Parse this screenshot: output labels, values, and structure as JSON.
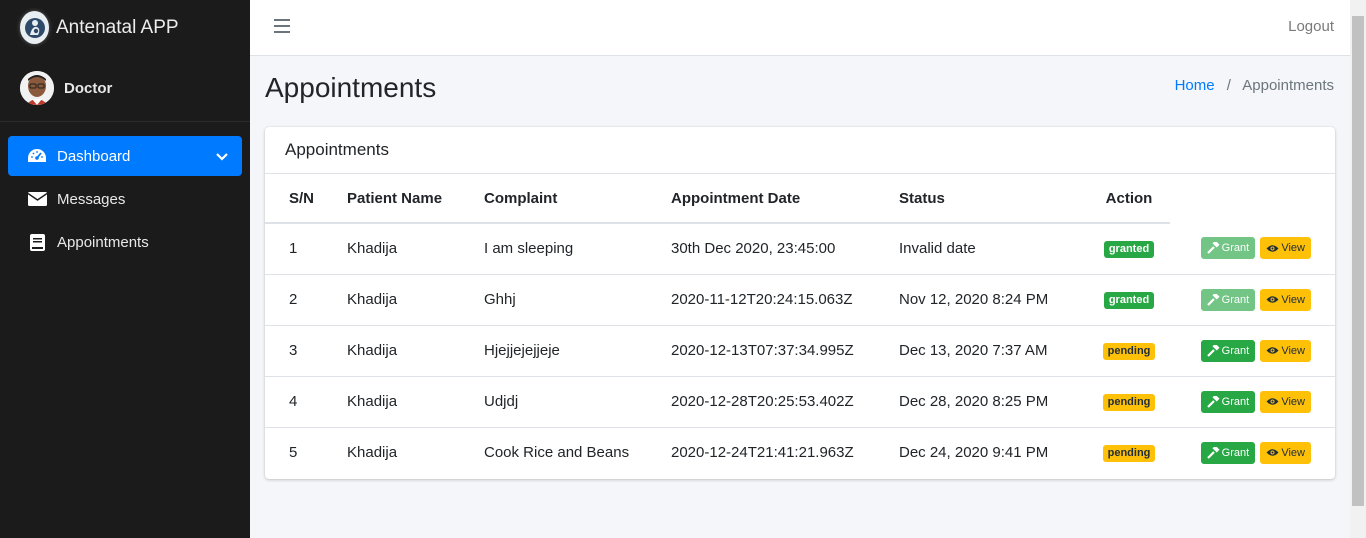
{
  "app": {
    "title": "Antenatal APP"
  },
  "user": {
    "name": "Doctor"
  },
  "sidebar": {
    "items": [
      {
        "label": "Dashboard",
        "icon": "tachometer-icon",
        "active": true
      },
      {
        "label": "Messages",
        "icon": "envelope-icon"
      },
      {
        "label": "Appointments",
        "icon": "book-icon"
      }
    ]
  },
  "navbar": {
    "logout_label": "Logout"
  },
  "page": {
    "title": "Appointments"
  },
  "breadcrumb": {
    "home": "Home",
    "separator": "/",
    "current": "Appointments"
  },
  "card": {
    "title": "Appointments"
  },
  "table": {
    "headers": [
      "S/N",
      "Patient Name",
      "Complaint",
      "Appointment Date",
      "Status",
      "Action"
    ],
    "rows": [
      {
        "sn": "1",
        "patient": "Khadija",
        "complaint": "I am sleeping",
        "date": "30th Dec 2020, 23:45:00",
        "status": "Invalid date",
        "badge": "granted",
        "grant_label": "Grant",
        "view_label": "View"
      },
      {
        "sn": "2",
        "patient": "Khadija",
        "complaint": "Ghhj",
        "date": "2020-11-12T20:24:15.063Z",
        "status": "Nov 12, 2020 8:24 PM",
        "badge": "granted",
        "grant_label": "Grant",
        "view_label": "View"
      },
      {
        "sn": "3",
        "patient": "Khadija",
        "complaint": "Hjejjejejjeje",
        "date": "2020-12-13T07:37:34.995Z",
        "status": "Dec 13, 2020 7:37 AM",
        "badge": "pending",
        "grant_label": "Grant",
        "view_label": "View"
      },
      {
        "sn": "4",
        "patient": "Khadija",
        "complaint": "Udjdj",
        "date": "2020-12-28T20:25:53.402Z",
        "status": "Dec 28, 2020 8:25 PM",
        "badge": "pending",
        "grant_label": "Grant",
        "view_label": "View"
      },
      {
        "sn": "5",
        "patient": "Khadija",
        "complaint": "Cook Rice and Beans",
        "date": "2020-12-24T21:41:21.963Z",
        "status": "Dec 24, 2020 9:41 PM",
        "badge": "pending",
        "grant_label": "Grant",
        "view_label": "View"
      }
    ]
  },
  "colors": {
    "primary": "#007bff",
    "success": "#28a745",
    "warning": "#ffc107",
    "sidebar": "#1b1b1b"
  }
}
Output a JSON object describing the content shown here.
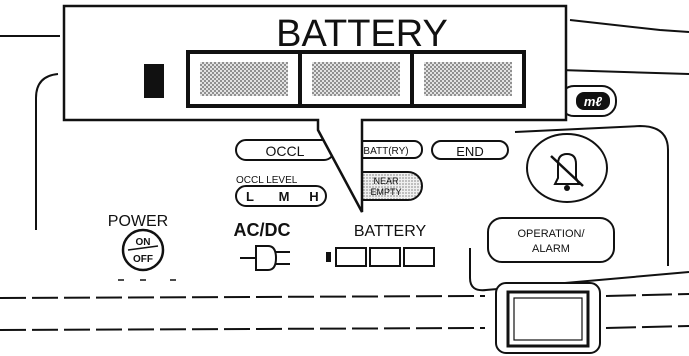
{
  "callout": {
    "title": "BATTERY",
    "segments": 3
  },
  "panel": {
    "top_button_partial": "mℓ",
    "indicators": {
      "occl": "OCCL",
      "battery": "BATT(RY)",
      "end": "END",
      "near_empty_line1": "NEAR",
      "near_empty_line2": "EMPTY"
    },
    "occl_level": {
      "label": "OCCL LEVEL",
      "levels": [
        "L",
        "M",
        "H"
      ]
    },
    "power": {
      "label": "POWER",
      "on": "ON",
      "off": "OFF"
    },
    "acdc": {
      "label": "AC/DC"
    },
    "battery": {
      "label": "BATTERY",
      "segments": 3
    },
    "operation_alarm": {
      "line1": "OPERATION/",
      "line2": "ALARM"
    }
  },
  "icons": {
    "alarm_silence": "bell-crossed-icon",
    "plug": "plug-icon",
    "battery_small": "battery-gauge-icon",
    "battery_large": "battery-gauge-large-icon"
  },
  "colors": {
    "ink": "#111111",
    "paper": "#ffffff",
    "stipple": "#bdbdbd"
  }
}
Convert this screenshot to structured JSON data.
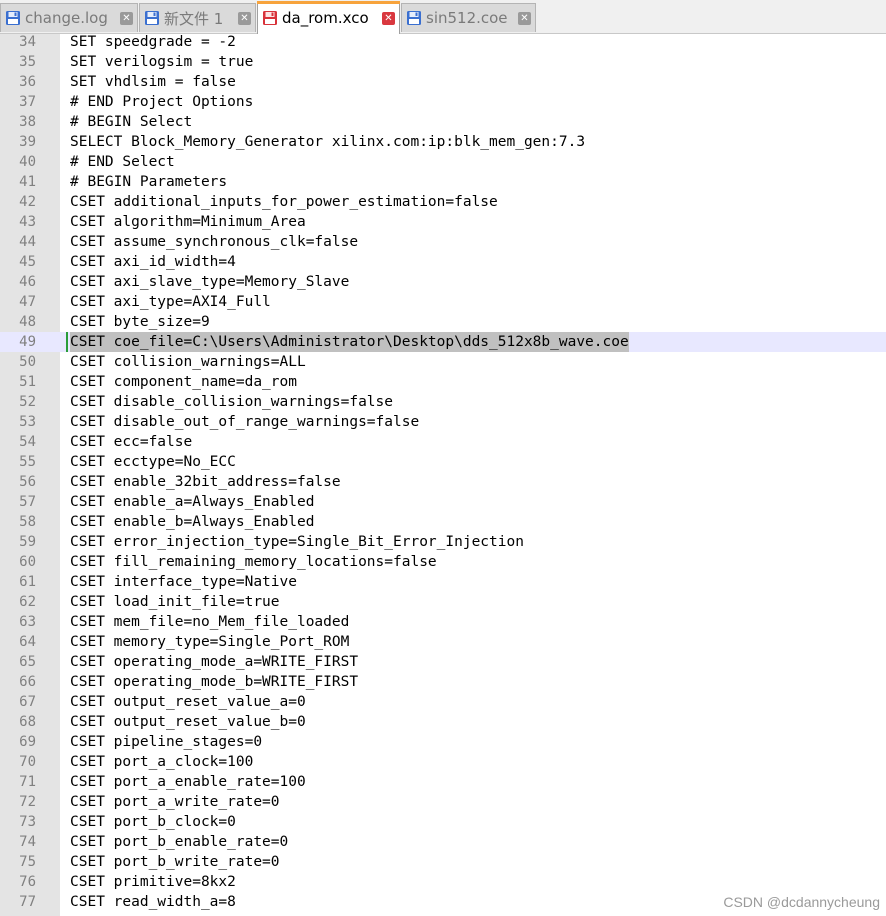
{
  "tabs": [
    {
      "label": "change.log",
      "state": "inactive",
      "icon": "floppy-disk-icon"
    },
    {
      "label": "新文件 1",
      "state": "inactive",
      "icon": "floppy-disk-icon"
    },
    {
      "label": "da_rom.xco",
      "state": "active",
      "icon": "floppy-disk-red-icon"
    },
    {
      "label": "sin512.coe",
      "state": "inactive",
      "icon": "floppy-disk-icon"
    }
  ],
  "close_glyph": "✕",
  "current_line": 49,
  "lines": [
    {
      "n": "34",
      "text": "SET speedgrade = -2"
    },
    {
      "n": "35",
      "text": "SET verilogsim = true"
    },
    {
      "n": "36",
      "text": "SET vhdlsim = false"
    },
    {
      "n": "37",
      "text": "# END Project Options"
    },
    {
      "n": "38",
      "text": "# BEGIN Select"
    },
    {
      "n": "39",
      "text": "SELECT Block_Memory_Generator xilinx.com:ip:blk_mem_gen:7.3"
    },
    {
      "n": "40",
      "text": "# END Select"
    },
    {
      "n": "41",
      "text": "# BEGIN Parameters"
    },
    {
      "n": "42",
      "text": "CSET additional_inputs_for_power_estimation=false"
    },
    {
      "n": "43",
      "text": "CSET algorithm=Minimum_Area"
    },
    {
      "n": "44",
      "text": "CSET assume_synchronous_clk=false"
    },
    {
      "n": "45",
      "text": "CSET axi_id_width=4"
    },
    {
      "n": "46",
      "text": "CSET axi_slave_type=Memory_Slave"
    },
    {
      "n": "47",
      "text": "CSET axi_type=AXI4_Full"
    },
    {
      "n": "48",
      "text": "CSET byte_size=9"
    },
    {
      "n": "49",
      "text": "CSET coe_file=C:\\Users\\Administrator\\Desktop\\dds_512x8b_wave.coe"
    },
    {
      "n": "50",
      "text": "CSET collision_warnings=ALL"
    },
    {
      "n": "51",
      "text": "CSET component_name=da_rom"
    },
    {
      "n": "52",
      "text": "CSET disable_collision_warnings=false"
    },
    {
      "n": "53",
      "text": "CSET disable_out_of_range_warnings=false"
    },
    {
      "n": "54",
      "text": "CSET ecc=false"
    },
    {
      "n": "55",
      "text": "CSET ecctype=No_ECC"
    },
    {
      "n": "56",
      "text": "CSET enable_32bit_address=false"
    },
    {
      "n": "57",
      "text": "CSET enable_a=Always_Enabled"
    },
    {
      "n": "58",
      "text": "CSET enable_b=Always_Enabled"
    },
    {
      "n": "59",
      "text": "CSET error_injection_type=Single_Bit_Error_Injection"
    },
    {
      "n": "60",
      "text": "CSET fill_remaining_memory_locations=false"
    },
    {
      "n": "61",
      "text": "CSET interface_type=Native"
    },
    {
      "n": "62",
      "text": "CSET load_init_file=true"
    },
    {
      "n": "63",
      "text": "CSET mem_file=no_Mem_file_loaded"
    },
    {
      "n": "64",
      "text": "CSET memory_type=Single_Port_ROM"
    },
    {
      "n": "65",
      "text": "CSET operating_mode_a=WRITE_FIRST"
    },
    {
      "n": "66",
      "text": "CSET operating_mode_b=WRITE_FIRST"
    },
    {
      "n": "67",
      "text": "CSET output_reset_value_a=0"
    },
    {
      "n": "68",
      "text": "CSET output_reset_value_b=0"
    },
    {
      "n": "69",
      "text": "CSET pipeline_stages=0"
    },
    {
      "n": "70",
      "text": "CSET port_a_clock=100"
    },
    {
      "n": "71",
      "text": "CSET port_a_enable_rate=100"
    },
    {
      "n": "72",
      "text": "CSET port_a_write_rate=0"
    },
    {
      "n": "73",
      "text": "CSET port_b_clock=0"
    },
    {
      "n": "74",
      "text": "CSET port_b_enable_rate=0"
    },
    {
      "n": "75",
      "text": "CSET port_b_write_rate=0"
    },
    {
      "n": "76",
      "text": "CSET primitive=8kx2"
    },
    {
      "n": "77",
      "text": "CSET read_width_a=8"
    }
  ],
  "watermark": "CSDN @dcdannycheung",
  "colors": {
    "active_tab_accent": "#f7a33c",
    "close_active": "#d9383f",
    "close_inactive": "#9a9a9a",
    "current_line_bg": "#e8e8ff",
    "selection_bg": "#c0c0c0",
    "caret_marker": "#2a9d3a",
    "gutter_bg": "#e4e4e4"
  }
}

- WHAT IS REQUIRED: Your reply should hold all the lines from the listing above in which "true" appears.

- REPLY TO THE TASK:
        "active": true
      "text": "SET verilogsim = true"
      "text": "CSET load_init_file=true"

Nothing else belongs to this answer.